On the surface, the Entertainer looks like, well, a sound card. What did you expect?


The Entertainer comes decked out on a dark brown board that's just a shade away from black. Mad Dog even gives the card a little bling appeal with a gold-colored PCI back plate header.


The gold back plate is a little gaudy for my tastes, but it's loaded with more than enough ports to keep me happy. In addition to TOS-Link digital S/PDIF ports, the back plate provides access to analog mic and line-in input ports, and all four analog output ports. In a perfect world, the Entertainer would also have coaxial S/PDIF ports and hardware to move mic and headphone jacks up to the front of a case, but the card should have more than enough inputs for most users as-is.


For whatever reason, Mad Dog chooses to mask the Entertainer's audio chip under a sticker bearing its own name. Peeling the sticker back reveals VIA's Envy24HT-S audio chip, which is the heart of the card's capabilities and limitations.


As far as I can tell, this Envy24's "HT-S" moniker is little more than a branding exercise to differentiate it from the Envy24PT, whose capabilities are nearly identical. VIA is targeting the HT-S at consumer sound cards, and it looks like they want to keep the PT name associated with motherboard audio and information appliances.

From a branding perspective, it might not be a bad idea to reserve the HT moniker for discrete sound cards, but it seems sort of silly considering the Envy24HT-S and Envy24PT's similarities. Those similarities extend beyond the audio chips themselves and reach all the way down to the codec and DAC chips used in PT and HT-S implementations.


VIA's VT1616 codec


Wolfson's WM8728 DAC

VIA's VT1616 codec and Wolfson's WM8728 DAC are frequently paired together in Envy24PT motherboard implementations, so it's no surprise to see them sharing the stage on the Entertainer. Now that VIA's Envy24 drivers support stereo output through the Wolfson DAC, the WM8728 could definitely be the Entertainer's ace in the hole. Even if users don't utilize the WM8728's 24-bit capabilities, the high-end DAC should provide superior output quality to the VT1616 for basic CD audio playback.

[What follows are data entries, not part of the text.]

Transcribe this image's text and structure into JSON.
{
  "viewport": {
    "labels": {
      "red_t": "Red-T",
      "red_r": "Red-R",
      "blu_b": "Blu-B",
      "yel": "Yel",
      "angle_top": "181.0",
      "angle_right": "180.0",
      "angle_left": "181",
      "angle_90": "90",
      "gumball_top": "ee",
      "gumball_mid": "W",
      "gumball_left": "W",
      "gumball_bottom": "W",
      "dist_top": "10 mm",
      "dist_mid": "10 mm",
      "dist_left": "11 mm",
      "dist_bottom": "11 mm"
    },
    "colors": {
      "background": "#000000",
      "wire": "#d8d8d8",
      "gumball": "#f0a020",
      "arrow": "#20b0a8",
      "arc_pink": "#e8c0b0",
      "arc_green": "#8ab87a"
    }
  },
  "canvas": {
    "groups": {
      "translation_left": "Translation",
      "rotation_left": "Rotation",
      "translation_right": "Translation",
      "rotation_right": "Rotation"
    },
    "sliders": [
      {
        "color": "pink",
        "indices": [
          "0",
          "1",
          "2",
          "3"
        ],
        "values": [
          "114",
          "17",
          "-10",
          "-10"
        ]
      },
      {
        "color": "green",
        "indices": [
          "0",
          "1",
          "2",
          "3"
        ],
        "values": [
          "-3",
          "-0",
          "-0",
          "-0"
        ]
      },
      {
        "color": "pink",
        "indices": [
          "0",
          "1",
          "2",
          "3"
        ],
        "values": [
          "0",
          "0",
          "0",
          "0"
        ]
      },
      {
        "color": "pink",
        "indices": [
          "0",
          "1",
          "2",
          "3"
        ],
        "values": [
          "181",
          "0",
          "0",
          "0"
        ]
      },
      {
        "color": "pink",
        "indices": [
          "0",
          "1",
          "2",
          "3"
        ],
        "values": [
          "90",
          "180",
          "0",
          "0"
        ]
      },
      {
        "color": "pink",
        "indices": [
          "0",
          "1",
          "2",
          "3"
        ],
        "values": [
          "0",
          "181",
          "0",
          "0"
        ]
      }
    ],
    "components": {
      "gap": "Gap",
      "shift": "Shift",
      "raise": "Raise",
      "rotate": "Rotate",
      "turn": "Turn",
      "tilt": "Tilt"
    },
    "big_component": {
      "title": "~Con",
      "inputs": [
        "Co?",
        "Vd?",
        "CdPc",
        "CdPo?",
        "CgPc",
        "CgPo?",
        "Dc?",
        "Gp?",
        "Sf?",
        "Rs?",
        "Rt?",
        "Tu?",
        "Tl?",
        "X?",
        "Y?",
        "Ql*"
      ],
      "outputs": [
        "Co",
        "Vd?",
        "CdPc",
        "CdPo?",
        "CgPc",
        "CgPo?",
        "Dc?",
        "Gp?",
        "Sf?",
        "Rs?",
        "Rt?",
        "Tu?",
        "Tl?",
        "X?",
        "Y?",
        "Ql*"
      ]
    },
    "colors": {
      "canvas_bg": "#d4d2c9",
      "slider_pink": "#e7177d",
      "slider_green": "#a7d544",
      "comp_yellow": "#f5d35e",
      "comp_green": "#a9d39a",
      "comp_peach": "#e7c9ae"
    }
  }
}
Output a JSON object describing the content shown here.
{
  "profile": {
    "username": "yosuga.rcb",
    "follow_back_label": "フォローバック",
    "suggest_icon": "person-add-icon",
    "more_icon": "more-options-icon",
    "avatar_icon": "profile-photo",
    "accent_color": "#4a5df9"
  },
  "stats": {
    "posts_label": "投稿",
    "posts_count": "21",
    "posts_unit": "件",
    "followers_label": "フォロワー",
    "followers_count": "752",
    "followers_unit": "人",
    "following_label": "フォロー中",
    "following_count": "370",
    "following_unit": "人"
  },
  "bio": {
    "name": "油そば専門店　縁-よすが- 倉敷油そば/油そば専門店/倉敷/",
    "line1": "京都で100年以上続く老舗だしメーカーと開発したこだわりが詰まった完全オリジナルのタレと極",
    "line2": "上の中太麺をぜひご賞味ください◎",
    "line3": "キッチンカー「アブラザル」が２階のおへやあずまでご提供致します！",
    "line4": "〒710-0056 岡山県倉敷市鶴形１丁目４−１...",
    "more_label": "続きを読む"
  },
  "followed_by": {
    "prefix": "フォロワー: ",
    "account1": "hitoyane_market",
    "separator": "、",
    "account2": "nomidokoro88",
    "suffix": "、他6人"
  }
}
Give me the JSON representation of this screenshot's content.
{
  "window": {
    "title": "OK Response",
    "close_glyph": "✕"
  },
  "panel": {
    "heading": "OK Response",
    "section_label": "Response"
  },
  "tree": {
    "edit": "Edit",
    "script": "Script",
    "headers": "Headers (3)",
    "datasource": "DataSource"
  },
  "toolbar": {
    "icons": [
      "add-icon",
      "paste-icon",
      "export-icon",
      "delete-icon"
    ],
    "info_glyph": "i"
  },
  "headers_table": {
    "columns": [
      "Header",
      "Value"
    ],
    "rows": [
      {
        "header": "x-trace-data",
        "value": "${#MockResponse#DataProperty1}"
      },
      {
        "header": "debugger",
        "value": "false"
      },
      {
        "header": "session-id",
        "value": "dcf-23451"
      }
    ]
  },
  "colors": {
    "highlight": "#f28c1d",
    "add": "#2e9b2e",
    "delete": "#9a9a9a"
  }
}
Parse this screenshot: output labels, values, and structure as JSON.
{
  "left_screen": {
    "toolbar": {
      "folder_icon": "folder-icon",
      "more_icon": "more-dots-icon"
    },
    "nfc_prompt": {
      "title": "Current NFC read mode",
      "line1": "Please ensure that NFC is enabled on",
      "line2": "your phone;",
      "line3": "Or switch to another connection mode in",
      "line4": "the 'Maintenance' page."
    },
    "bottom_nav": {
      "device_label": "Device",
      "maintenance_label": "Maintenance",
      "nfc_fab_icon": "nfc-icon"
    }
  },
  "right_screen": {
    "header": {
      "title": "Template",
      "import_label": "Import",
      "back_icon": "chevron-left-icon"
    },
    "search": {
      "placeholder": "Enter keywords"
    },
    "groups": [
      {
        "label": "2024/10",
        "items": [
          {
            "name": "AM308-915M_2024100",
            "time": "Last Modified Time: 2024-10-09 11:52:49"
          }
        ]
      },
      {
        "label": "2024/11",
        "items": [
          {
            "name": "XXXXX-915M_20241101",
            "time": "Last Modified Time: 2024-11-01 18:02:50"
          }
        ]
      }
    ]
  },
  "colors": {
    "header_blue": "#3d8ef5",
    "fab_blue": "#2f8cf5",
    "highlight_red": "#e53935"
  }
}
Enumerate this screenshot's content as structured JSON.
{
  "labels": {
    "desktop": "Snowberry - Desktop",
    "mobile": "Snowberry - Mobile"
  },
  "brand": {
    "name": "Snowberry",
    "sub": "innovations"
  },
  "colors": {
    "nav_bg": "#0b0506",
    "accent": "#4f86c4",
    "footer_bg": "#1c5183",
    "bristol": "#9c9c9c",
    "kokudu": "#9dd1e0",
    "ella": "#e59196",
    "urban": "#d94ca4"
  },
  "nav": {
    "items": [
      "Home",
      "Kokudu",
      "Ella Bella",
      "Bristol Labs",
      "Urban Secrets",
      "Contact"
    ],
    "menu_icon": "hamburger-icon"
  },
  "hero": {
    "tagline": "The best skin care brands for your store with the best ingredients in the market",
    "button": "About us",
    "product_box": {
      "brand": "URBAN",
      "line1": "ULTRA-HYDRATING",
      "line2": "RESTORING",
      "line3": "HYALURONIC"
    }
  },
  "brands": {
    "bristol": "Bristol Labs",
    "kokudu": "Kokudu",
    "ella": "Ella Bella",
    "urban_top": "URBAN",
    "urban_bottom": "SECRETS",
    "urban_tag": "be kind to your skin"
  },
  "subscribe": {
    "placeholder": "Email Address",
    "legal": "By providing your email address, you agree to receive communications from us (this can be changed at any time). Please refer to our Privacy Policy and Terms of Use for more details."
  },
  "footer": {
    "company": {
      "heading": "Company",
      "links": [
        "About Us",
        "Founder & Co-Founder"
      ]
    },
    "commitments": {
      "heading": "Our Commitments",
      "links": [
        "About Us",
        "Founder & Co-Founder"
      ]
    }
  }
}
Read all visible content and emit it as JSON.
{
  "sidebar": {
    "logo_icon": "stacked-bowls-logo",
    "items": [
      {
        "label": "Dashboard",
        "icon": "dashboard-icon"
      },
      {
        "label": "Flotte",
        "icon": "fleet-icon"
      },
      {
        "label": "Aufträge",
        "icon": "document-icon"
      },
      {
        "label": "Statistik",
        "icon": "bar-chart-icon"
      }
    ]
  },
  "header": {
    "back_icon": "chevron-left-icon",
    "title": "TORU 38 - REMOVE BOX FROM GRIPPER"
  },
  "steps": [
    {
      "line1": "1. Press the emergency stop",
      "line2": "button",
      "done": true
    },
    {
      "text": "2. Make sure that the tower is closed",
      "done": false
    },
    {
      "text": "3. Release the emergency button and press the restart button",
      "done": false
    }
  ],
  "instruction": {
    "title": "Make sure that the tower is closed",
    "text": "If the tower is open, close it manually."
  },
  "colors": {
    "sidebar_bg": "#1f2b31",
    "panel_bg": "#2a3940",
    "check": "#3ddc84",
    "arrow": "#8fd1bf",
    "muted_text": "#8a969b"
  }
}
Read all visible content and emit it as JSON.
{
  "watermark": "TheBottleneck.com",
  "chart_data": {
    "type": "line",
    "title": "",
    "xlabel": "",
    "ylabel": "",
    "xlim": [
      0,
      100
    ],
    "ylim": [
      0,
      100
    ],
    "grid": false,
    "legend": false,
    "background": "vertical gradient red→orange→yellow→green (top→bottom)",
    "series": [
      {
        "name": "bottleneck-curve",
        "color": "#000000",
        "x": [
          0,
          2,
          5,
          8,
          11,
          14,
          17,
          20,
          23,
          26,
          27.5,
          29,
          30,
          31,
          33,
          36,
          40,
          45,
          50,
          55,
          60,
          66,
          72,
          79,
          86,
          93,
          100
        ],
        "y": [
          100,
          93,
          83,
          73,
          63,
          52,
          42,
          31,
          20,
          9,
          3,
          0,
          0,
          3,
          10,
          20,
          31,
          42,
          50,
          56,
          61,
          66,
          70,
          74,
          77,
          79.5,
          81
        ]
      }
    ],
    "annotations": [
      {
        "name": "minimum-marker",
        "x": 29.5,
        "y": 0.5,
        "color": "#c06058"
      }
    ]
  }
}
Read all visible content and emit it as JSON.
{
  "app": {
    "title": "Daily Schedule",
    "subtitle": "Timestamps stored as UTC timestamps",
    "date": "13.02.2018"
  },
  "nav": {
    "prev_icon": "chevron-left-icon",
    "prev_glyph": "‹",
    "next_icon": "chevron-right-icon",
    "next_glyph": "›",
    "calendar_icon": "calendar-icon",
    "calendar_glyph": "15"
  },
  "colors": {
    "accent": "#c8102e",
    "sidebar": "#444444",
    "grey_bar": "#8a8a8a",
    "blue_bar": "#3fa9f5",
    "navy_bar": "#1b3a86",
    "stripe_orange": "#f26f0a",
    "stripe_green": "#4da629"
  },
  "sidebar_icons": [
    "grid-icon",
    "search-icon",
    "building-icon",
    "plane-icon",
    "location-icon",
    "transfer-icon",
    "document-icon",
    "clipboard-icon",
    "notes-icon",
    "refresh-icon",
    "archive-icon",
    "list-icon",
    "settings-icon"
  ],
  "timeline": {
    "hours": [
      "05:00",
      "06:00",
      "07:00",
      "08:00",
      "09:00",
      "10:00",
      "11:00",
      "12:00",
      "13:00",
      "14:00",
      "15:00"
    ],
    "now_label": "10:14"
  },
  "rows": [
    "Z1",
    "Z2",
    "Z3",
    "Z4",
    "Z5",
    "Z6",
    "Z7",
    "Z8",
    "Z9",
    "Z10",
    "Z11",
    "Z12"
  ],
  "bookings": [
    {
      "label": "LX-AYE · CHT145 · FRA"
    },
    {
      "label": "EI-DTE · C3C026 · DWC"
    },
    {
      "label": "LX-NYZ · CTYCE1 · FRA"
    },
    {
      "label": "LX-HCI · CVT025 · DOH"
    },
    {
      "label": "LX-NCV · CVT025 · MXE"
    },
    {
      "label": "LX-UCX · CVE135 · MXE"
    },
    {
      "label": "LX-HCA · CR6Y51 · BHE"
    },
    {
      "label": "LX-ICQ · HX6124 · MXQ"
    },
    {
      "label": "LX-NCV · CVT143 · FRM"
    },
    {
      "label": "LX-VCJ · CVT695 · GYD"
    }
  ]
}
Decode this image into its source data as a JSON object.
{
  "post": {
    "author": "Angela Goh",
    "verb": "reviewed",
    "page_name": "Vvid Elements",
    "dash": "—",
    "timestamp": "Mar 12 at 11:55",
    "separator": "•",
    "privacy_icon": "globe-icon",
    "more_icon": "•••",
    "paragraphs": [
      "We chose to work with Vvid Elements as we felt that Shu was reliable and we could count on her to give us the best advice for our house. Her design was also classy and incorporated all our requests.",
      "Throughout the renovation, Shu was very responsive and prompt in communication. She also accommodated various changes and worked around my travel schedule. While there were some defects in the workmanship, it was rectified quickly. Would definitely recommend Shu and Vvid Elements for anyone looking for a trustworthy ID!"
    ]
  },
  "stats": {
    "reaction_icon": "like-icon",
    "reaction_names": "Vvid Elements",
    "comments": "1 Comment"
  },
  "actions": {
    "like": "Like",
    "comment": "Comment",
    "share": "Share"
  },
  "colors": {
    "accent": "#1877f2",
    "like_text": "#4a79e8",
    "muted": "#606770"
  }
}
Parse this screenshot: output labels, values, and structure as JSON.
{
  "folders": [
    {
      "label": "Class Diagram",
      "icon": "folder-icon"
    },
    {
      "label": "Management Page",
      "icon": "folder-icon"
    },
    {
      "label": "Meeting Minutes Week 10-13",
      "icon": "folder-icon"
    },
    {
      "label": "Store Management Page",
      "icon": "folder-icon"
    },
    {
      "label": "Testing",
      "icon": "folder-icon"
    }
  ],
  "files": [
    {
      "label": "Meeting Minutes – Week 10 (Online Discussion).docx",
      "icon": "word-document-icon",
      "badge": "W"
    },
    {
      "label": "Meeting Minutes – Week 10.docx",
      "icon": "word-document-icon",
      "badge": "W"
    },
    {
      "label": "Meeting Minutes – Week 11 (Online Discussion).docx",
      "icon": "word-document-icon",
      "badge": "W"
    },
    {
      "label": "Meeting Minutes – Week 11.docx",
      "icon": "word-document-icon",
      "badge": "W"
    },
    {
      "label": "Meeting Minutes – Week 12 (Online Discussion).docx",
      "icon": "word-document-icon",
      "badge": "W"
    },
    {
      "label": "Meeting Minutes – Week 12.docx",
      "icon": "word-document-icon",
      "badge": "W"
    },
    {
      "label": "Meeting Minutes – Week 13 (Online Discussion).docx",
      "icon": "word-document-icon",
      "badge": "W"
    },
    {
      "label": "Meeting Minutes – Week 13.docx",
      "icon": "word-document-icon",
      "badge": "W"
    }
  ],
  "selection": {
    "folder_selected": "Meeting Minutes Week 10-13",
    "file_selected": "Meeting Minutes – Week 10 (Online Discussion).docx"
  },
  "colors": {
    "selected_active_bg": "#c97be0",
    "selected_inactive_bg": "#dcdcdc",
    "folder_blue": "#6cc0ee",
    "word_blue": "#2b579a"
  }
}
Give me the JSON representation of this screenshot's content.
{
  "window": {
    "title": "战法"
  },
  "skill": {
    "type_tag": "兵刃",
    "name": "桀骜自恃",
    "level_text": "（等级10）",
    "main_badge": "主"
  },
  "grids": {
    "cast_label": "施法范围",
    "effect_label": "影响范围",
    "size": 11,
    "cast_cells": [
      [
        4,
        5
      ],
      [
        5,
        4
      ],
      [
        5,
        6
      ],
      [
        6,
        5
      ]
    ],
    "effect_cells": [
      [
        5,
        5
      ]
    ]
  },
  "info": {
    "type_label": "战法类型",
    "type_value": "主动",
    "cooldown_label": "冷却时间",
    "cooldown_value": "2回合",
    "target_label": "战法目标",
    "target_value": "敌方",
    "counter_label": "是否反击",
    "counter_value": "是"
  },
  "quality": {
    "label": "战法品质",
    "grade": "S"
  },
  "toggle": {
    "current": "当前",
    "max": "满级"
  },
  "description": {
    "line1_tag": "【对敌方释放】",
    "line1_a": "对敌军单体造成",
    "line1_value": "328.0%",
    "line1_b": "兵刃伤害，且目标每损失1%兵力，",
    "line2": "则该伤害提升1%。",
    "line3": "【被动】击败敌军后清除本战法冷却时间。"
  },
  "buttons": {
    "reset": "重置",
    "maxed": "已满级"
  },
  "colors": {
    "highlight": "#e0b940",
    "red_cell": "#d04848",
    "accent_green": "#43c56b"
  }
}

We've whipped up a number of audio quality and listening tests to throw at the Entertainer's two analog output options, but before we get into that, let's have a look at how the drivers handle switching between them.